Ram trucks misinterpret the meaning of Dr. King’s work in a tasteless Super Bowl ad that ignores the context of his speech.
Super Bowl Sunday is the biggest day of the year for advertisers. It seems like half the people who tune in to watch the game pay more attention during the breaks from the action than they do to the football itself. Businesses stake their reputations and future profits on the ads they unveil, shelling out five million dollars for a mere 30 second slot in between timeouts. Some of those brands — Tide, Doritos, Amazon — found great success and produced hilarious commercials that ended up going viral.
Others…not so much. There was one misfire in particular worth discussing. Need a hint as to which one? It starts with “Ram” and rhymes with, “sweet Jesus, that could not have been more tone-deaf.”
In case you didn’t watch the game or simply blocked all memory of it after the Patriots lost, the Ram Trucks ad featured an impassioned excerpt from a sermon given by Martin Luther King, Jr., 50 years ago to the day. In his evocative warble, Dr. King extols the virtuosity of service while music swells in the background and the screen is filled with dramatic shots of mostly white blue-collar workers and pickup trucks. The message is…that Ram exists to serve its customers? That they’re giving back to people who live their lives for others by selling crew cabs? Your guess is as good as mine and that sort of ambiguity is the first problem with this ad, though it’s hardly the most significant. No, far worse is the utter hypocrisy and ignorance of King’s work that Ram is projecting by using his words to target a middle-aged, white, working-class demographic.
Now you might be thinking, “wasn’t there an article just last week in the Collegian that defended the borrowing of cultural icons as a display of cross-racial unity?” And you would be right. But that is not quite the same issue that is at play here, and it shouldn’t be defended as such. I have no problem with white people listening to, learning from or using the words of MLK, who believed in the equality and eventual unity of races.
There are, however, certain folks out there who should probably think twice about relying on Dr. King to defend their own positions, since they simultaneously dilute or flat out ignore critical elements of his civil rights preaching. In particular, I’m thinking of those redneck football fans who vowed never to watch another NFL game after players knelt in defiance of racism during the national anthem, or even worse, suggested that those same players should face some sort of criminal penalty for it.

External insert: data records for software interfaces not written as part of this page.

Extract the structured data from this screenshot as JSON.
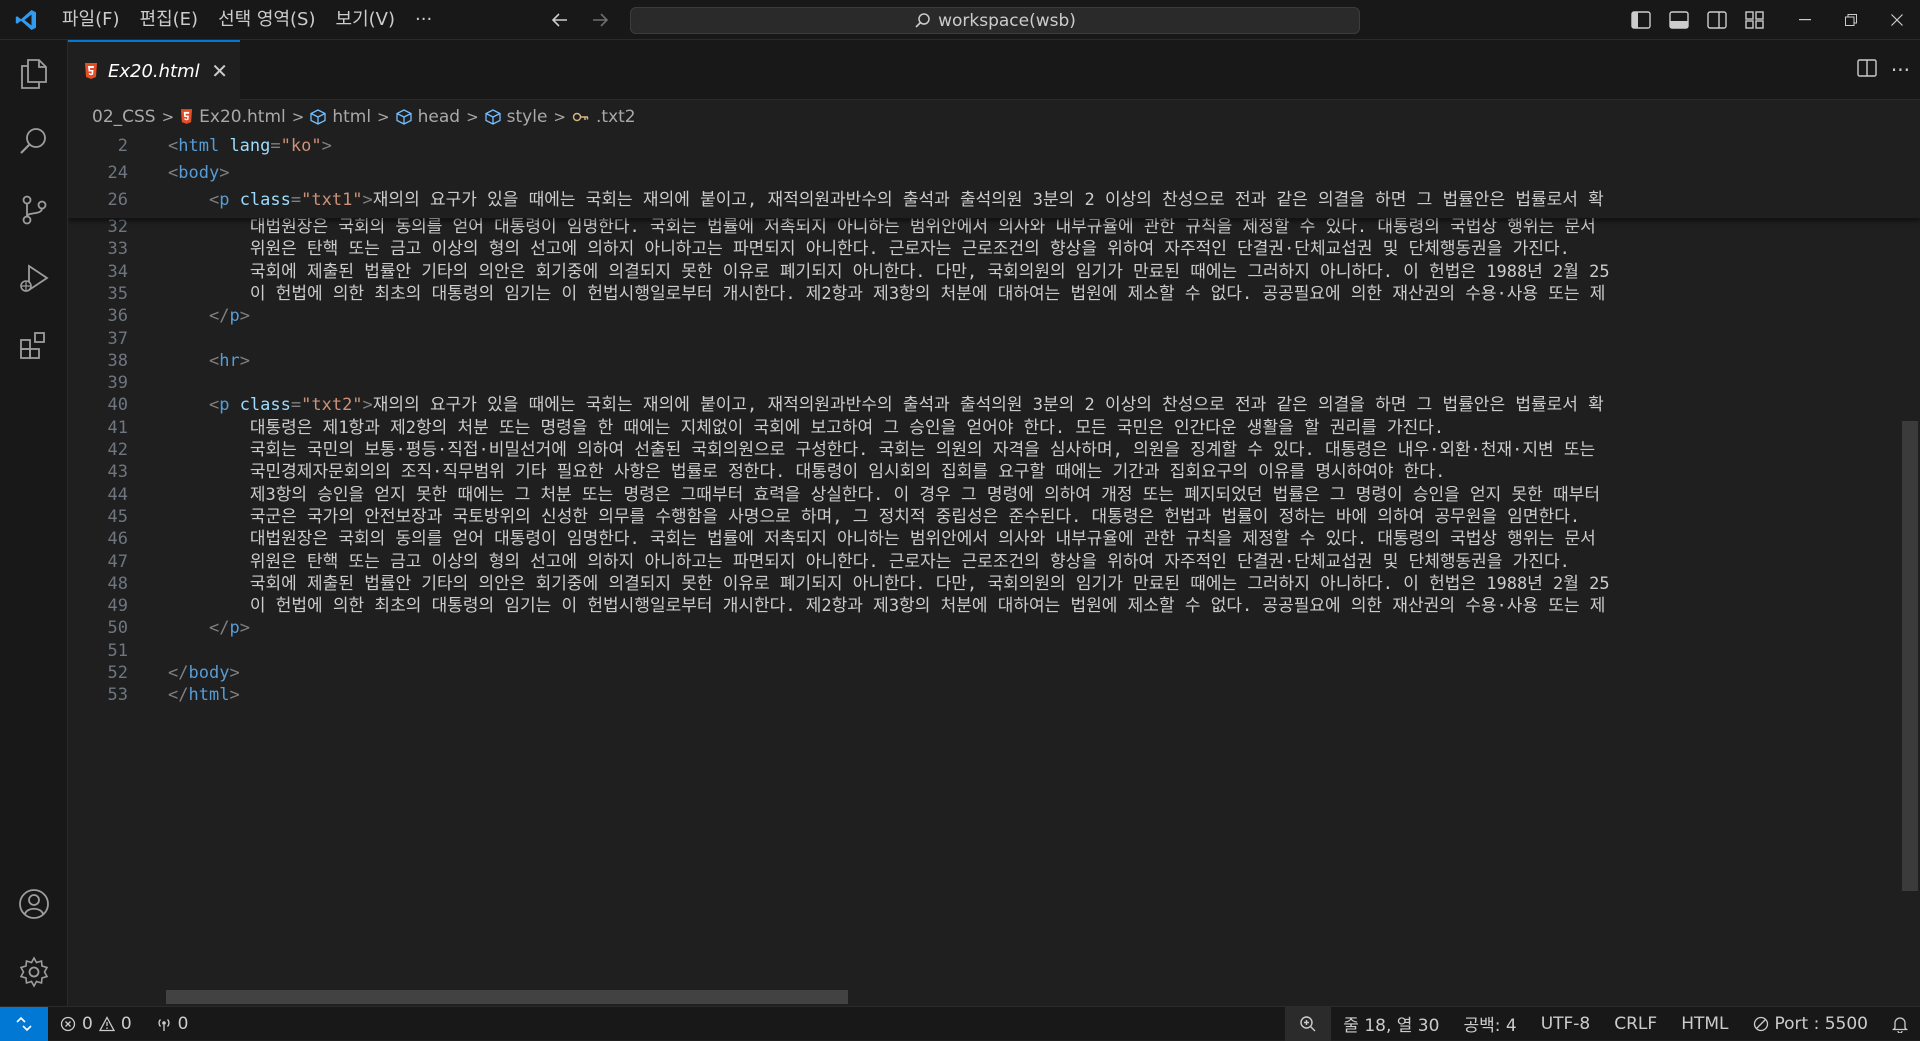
{
  "menu": [
    "파일(F)",
    "편집(E)",
    "선택 영역(S)",
    "보기(V)",
    "···"
  ],
  "search": {
    "text": "workspace(wsb)"
  },
  "tab": {
    "label": "Ex20.html",
    "close": "✕"
  },
  "breadcrumbs": [
    "02_CSS",
    "Ex20.html",
    "html",
    "head",
    "style",
    ".txt2"
  ],
  "editor": {
    "sticky": [
      {
        "n": "2",
        "parts": [
          [
            "tag",
            "<"
          ],
          [
            "tname",
            "html "
          ],
          [
            "attr",
            "lang"
          ],
          [
            "tag",
            "="
          ],
          [
            "str",
            "\"ko\""
          ],
          [
            "tag",
            ">"
          ]
        ]
      },
      {
        "n": "24",
        "parts": [
          [
            "tag",
            "<"
          ],
          [
            "tname",
            "body"
          ],
          [
            "tag",
            ">"
          ]
        ]
      },
      {
        "n": "26",
        "parts": [
          [
            "plain",
            "    "
          ],
          [
            "tag",
            "<"
          ],
          [
            "tname",
            "p "
          ],
          [
            "attr",
            "class"
          ],
          [
            "tag",
            "="
          ],
          [
            "str",
            "\"txt1\""
          ],
          [
            "tag",
            ">"
          ],
          [
            "plain",
            "재의의 요구가 있을 때에는 국회는 재의에 붙이고, 재적의원과반수의 출석과 출석의원 3분의 2 이상의 찬성으로 전과 같은 의결을 하면 그 법률안은 법률로서 확"
          ]
        ]
      }
    ],
    "lines": [
      {
        "n": "32",
        "parts": [
          [
            "plain",
            "        대법원장은 국회의 동의를 얻어 대통령이 임명한다. 국회는 법률에 저촉되지 아니하는 범위안에서 의사와 내부규율에 관한 규칙을 제정할 수 있다. 대통령의 국법상 행위는 문서"
          ]
        ]
      },
      {
        "n": "33",
        "parts": [
          [
            "plain",
            "        위원은 탄핵 또는 금고 이상의 형의 선고에 의하지 아니하고는 파면되지 아니한다. 근로자는 근로조건의 향상을 위하여 자주적인 단결권·단체교섭권 및 단체행동권을 가진다. "
          ]
        ]
      },
      {
        "n": "34",
        "parts": [
          [
            "plain",
            "        국회에 제출된 법률안 기타의 의안은 회기중에 의결되지 못한 이유로 폐기되지 아니한다. 다만, 국회의원의 임기가 만료된 때에는 그러하지 아니하다. 이 헌법은 1988년 2월 25"
          ]
        ]
      },
      {
        "n": "35",
        "parts": [
          [
            "plain",
            "        이 헌법에 의한 최초의 대통령의 임기는 이 헌법시행일로부터 개시한다. 제2항과 제3항의 처분에 대하여는 법원에 제소할 수 없다. 공공필요에 의한 재산권의 수용·사용 또는 제"
          ]
        ]
      },
      {
        "n": "36",
        "parts": [
          [
            "plain",
            "    "
          ],
          [
            "tag",
            "</"
          ],
          [
            "tname",
            "p"
          ],
          [
            "tag",
            ">"
          ]
        ]
      },
      {
        "n": "37",
        "parts": []
      },
      {
        "n": "38",
        "parts": [
          [
            "plain",
            "    "
          ],
          [
            "tag",
            "<"
          ],
          [
            "tname",
            "hr"
          ],
          [
            "tag",
            ">"
          ]
        ]
      },
      {
        "n": "39",
        "parts": []
      },
      {
        "n": "40",
        "parts": [
          [
            "plain",
            "    "
          ],
          [
            "tag",
            "<"
          ],
          [
            "tname",
            "p "
          ],
          [
            "attr",
            "class"
          ],
          [
            "tag",
            "="
          ],
          [
            "str",
            "\"txt2\""
          ],
          [
            "tag",
            ">"
          ],
          [
            "plain",
            "재의의 요구가 있을 때에는 국회는 재의에 붙이고, 재적의원과반수의 출석과 출석의원 3분의 2 이상의 찬성으로 전과 같은 의결을 하면 그 법률안은 법률로서 확"
          ]
        ]
      },
      {
        "n": "41",
        "parts": [
          [
            "plain",
            "        대통령은 제1항과 제2항의 처분 또는 명령을 한 때에는 지체없이 국회에 보고하여 그 승인을 얻어야 한다. 모든 국민은 인간다운 생활을 할 권리를 가진다."
          ]
        ]
      },
      {
        "n": "42",
        "parts": [
          [
            "plain",
            "        국회는 국민의 보통·평등·직접·비밀선거에 의하여 선출된 국회의원으로 구성한다. 국회는 의원의 자격을 심사하며, 의원을 징계할 수 있다. 대통령은 내우·외환·천재·지변 또는"
          ]
        ]
      },
      {
        "n": "43",
        "parts": [
          [
            "plain",
            "        국민경제자문회의의 조직·직무범위 기타 필요한 사항은 법률로 정한다. 대통령이 임시회의 집회를 요구할 때에는 기간과 집회요구의 이유를 명시하여야 한다."
          ]
        ]
      },
      {
        "n": "44",
        "parts": [
          [
            "plain",
            "        제3항의 승인을 얻지 못한 때에는 그 처분 또는 명령은 그때부터 효력을 상실한다. 이 경우 그 명령에 의하여 개정 또는 폐지되었던 법률은 그 명령이 승인을 얻지 못한 때부터"
          ]
        ]
      },
      {
        "n": "45",
        "parts": [
          [
            "plain",
            "        국군은 국가의 안전보장과 국토방위의 신성한 의무를 수행함을 사명으로 하며, 그 정치적 중립성은 준수된다. 대통령은 헌법과 법률이 정하는 바에 의하여 공무원을 임면한다."
          ]
        ]
      },
      {
        "n": "46",
        "parts": [
          [
            "plain",
            "        대법원장은 국회의 동의를 얻어 대통령이 임명한다. 국회는 법률에 저촉되지 아니하는 범위안에서 의사와 내부규율에 관한 규칙을 제정할 수 있다. 대통령의 국법상 행위는 문서"
          ]
        ]
      },
      {
        "n": "47",
        "parts": [
          [
            "plain",
            "        위원은 탄핵 또는 금고 이상의 형의 선고에 의하지 아니하고는 파면되지 아니한다. 근로자는 근로조건의 향상을 위하여 자주적인 단결권·단체교섭권 및 단체행동권을 가진다. "
          ]
        ]
      },
      {
        "n": "48",
        "parts": [
          [
            "plain",
            "        국회에 제출된 법률안 기타의 의안은 회기중에 의결되지 못한 이유로 폐기되지 아니한다. 다만, 국회의원의 임기가 만료된 때에는 그러하지 아니하다. 이 헌법은 1988년 2월 25"
          ]
        ]
      },
      {
        "n": "49",
        "parts": [
          [
            "plain",
            "        이 헌법에 의한 최초의 대통령의 임기는 이 헌법시행일로부터 개시한다. 제2항과 제3항의 처분에 대하여는 법원에 제소할 수 없다. 공공필요에 의한 재산권의 수용·사용 또는 제"
          ]
        ]
      },
      {
        "n": "50",
        "parts": [
          [
            "plain",
            "    "
          ],
          [
            "tag",
            "</"
          ],
          [
            "tname",
            "p"
          ],
          [
            "tag",
            ">"
          ]
        ]
      },
      {
        "n": "51",
        "parts": []
      },
      {
        "n": "52",
        "parts": [
          [
            "tag",
            "</"
          ],
          [
            "tname",
            "body"
          ],
          [
            "tag",
            ">"
          ]
        ]
      },
      {
        "n": "53",
        "parts": [
          [
            "tag",
            "</"
          ],
          [
            "tname",
            "html"
          ],
          [
            "tag",
            ">"
          ]
        ]
      }
    ]
  },
  "status": {
    "errors": "0",
    "warnings": "0",
    "ports": "0",
    "position": "줄 18, 열 30",
    "spaces": "공백: 4",
    "encoding": "UTF-8",
    "eol": "CRLF",
    "language": "HTML",
    "port": "Port : 5500"
  },
  "colors": {
    "accent": "#0078d4",
    "html_icon": "#e44d26",
    "symbol": "#75beff",
    "style_icon": "#d7ba7d"
  }
}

If you are so pathetically thin-skinned and fascistic that you would seek to ban a peaceful protest just because you disagree with its message, you’ve got no business adulating a man who built his career on civil disobedience in defiance of injustice. Obviously not everyone in the market for a Ram truck fits that description, but there is an undeniable overlap, many of whom are being targeted by this ad. They are a group of aging Gen Xers wearing rose-tinted glasses and saying things like, “that Martin Luther King, he was one of the good ones.”
This is not to say that the act of kneeling during the anthem is necessarily respectful, justified or even effective in combating bigotry. But regardless of my feelings or yours towards the pragmatism of this action, we have to recognize that it is being done largely in the tradition of the civil rights movements of the past. We should never assume that people like Dr. King were universally accepted in their day as wholly righteous arbiters of the “correct way” to protest, or that in 2018 they would outright condemn groups like Black Lives Matter just because they utilize slightly different methods. As for the charge towards the kneelers of anti-patriotism, it’s really not so different from many of the things that King said himself. In the very sermon that is quoted in the Ram commercial, he accuses the United States, despite his professed love for the country, of committing more war crimes than any other nation in history.
King was a contentious figure who knew that causing a ruckus was a necessity for instigating change, and he did not bat an eye when questioning the nobility or intentions of the military-industrial complex. Gun-toting, stars and stripes bleeding Republicans can kid themselves all they want by pretending that the last “good” civil rights leaders died in the ‘60s. It’s just so disingenuous and disrespectful to see a company play on this cognitive dissonance in their advertising.
I have one final note on why this was such a horrible commercial, just in case you think I’m reading too much into the racial implications of this (I allow the possibility, as it is something I have accused others of doing in the past). The main subject matter of the quoted sermon is something known as the “drum major instinct,” which is defined as a primal human need to seek accomplishment, distinction and recognition.
Dr. King maintains that Christ calls on us to use it, so long as it is harnessed towards true greatness; i.e. service to others. When left unchecked or in the hands of a less disciplined soul, this instinct generates greed and materialism. And you will never guess what King uses as an example of the drum major instinct working in all the wrong ways. That’s right, the commercial automobile industry! Really Ram, you could not have chosen a more ill-fitting soundbite. Next time, why not just show MLK in a white shirt and call it a Tide ad?